If you want to read diagnostic trouble codes, you need a DTC scanner and a diagnostic connector. Some DTC readers show the character codes without descriptions, while others will interpret the codes. Diagnostic connectors found in your car differ depending on the vehicle model. If your car was made before 1996, you need specific adapters to connect with the connector. The latest models have a universal adapter and similar connectors.
When extracting a DTC code for interpretation, you start by plugging a scanner or code reader into the OBD-II diagnostic connector. You will find the connector under the dashboard left of the steering column. The scanner communicates with the electronic control unit when you turn on the ignition. Access the tool's menu and click the read codes option from your scan tool. The scanner will automatically detect the vehicle's model and year. If it doesn't, you have to enter the specifics manually. After revealing the car model, you can see the fault codes from the scanner. You can transfer the DTC codes to your computer or phone using Wi-Fi or Bluetooth options. The DTC codes provide insights into the possible vehicle problem.
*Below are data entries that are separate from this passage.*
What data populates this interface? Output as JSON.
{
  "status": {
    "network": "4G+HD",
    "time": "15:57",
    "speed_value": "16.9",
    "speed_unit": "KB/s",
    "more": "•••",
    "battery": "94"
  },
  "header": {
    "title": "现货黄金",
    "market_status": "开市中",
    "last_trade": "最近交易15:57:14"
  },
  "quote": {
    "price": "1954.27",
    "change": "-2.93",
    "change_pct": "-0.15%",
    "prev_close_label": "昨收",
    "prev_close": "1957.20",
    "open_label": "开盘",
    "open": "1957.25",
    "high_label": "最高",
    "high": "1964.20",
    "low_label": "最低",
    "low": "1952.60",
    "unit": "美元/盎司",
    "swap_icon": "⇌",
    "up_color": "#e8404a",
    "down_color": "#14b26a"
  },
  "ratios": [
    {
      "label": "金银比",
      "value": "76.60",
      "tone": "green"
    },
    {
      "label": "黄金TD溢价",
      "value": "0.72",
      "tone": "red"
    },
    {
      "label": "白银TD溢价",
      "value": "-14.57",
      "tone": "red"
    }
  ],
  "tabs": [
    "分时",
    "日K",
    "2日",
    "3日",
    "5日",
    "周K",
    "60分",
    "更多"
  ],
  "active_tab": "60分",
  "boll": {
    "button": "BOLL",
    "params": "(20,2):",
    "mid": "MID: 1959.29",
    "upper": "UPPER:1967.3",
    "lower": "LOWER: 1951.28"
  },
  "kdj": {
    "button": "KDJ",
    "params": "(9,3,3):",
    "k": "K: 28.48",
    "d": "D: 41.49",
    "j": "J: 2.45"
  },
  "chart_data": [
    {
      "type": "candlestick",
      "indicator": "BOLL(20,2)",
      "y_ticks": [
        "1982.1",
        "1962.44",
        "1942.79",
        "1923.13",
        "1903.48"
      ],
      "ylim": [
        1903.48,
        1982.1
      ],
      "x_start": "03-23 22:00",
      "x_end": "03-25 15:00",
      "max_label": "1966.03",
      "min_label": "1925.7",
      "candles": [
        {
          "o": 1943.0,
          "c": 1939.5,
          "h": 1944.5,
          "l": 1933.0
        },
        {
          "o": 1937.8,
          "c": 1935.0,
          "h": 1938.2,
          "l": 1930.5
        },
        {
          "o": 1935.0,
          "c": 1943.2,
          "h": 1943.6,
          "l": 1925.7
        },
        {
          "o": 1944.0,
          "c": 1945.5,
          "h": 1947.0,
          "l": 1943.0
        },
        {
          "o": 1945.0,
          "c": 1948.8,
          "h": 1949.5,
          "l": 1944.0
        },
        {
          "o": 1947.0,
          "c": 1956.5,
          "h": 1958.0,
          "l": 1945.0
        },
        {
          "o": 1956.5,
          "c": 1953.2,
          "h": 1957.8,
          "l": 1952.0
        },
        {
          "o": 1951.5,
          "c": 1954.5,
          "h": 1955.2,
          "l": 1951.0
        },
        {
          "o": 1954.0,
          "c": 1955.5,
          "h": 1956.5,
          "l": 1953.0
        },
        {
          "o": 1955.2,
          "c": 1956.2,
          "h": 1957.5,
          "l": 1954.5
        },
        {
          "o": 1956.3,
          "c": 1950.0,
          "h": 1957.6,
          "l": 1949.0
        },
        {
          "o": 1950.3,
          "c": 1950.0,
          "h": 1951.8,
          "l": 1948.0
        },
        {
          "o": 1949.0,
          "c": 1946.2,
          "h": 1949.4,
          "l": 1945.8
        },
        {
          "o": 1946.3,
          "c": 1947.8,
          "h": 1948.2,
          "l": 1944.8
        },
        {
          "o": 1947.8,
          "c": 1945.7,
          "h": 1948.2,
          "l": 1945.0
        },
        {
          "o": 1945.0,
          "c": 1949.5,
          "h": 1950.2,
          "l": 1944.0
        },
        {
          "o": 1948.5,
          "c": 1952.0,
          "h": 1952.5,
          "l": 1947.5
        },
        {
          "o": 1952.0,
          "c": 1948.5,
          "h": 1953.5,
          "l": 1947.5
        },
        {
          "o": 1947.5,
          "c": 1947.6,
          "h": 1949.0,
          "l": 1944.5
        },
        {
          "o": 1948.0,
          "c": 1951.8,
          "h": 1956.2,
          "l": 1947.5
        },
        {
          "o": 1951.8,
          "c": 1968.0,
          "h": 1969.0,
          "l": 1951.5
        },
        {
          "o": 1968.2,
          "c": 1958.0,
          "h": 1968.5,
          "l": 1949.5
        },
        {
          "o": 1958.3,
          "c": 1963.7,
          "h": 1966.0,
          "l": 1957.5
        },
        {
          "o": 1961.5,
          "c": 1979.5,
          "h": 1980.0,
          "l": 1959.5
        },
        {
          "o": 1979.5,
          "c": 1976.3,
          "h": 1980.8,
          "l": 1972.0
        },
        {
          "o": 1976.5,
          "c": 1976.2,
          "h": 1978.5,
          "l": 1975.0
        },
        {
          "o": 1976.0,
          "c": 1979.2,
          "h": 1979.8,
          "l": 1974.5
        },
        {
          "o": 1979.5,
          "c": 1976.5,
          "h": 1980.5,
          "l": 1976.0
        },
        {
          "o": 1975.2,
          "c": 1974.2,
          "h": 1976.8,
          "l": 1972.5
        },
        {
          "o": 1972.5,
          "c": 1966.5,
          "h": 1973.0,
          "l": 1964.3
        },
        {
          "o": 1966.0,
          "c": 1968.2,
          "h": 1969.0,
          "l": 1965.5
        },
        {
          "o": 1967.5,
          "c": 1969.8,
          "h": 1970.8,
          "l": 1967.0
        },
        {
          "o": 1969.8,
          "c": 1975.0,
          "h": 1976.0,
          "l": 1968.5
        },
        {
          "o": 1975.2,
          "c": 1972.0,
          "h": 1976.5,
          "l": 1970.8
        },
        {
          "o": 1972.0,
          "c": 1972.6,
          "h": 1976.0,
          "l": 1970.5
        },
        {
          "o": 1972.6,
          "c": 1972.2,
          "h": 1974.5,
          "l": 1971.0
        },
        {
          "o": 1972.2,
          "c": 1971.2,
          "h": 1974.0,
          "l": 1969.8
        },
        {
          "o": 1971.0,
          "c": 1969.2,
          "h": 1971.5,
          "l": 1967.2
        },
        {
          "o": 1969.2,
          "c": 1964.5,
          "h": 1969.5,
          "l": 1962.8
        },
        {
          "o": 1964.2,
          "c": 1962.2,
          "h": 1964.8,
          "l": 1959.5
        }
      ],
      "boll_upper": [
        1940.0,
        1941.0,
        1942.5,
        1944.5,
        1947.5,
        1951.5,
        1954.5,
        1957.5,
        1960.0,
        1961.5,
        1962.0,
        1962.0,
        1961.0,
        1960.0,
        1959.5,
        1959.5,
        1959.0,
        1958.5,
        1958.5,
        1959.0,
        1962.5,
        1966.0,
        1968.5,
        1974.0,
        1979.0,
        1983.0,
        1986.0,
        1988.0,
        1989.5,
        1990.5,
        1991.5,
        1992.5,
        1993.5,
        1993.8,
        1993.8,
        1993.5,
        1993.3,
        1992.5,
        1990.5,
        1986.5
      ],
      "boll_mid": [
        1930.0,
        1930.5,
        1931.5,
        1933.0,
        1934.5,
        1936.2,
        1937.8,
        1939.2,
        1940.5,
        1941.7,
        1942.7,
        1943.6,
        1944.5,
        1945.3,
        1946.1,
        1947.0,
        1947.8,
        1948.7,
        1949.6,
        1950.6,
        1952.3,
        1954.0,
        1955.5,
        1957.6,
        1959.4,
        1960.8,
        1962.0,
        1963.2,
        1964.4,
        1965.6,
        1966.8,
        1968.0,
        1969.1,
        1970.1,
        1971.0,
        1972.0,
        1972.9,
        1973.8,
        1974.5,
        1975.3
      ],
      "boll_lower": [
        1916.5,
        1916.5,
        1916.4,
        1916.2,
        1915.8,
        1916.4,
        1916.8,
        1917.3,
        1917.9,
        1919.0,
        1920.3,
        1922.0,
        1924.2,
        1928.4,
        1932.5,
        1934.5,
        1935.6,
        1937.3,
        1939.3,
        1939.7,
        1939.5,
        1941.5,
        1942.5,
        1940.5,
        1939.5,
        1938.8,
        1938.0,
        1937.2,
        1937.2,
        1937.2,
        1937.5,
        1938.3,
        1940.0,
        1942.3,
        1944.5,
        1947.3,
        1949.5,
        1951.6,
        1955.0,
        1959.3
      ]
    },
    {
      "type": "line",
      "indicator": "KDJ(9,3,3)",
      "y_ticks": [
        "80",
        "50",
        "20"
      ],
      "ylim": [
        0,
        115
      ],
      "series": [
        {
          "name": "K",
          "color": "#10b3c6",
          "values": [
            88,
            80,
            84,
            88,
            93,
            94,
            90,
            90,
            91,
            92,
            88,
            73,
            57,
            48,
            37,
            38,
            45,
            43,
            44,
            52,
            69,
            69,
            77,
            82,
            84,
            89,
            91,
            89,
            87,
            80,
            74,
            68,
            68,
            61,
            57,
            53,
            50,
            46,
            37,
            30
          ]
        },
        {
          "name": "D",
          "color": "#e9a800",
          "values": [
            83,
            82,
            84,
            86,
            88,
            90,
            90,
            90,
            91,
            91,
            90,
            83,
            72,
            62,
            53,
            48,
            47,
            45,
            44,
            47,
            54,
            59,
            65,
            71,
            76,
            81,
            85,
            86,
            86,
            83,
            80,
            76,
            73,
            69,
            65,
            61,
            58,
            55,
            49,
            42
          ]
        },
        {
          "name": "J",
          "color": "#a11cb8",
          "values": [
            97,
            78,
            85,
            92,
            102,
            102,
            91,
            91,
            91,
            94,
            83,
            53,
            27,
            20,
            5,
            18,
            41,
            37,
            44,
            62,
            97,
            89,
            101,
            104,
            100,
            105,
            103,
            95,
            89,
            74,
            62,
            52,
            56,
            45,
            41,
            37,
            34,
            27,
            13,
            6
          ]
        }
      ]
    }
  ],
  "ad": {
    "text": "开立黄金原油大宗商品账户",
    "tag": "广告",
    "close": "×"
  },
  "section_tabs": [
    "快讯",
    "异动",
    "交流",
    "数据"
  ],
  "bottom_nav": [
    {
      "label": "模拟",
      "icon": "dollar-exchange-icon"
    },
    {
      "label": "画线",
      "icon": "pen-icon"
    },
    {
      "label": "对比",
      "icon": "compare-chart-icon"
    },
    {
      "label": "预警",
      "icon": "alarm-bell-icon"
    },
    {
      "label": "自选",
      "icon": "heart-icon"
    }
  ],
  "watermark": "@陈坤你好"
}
If you don't know how to read the codes, consult a mechanic before diagnosing and fixing the malfunction.
When buying DTC scanners for reading fault codes, you can choose from handheld or wireless options. Handheld EOBD scanners come with a cable to plug into the car's connector and a screen for displaying the codes. Wireless scanners plug into the port, but you can read the code from your smartphone through Wi-Fi or Bluetooth connectivity. You should get an EOBD-II scanner that displays both the code and the meaning to avoid referring to the car manual every time you check for faults.
Clearing DTC codes
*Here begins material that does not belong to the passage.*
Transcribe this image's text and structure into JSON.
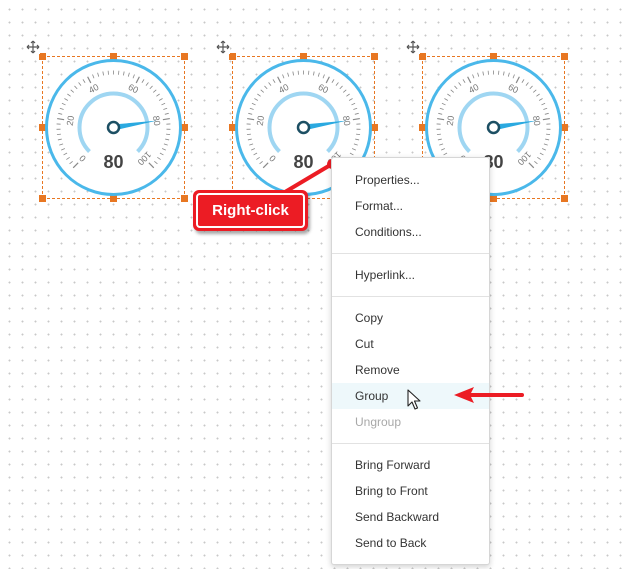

If you want to clear DTC fault codes from the car, you need to fix the malfunction, and the code will disappear. The check engine light will not stop displaying until you fix the problem. In previous versions of OBD, a driver could clear the DTC fault codes and prevent the car from displaying warnings. To remove the DTC in previous OBD models, drivers disconnected the battery or power source, clearing the computer's temporary memory. The check engine warning light would turn off, and you could continue with your journey without fixing the issue.
The latest OBD-II versions store the DTCs generated in non-volatile memory. Even if you disconnect the power source, the fault codes are intact until you fix the problem or clear them using a scanner. Clearing your DTCs by disconnecting the battery can lead to electronic radio reset and climate control system loss. You can also lose the engine's learned memory, which is difficult to recover. The engine's computer system usually contains adjustments made over time to compensate for engine wear and your driving habits.
Understanding the DTC meaning is important since the code won't specify the source of the problem. If you can interpret the fault codes, you can make the correct diagnosis, find replacements or do the necessary repairs.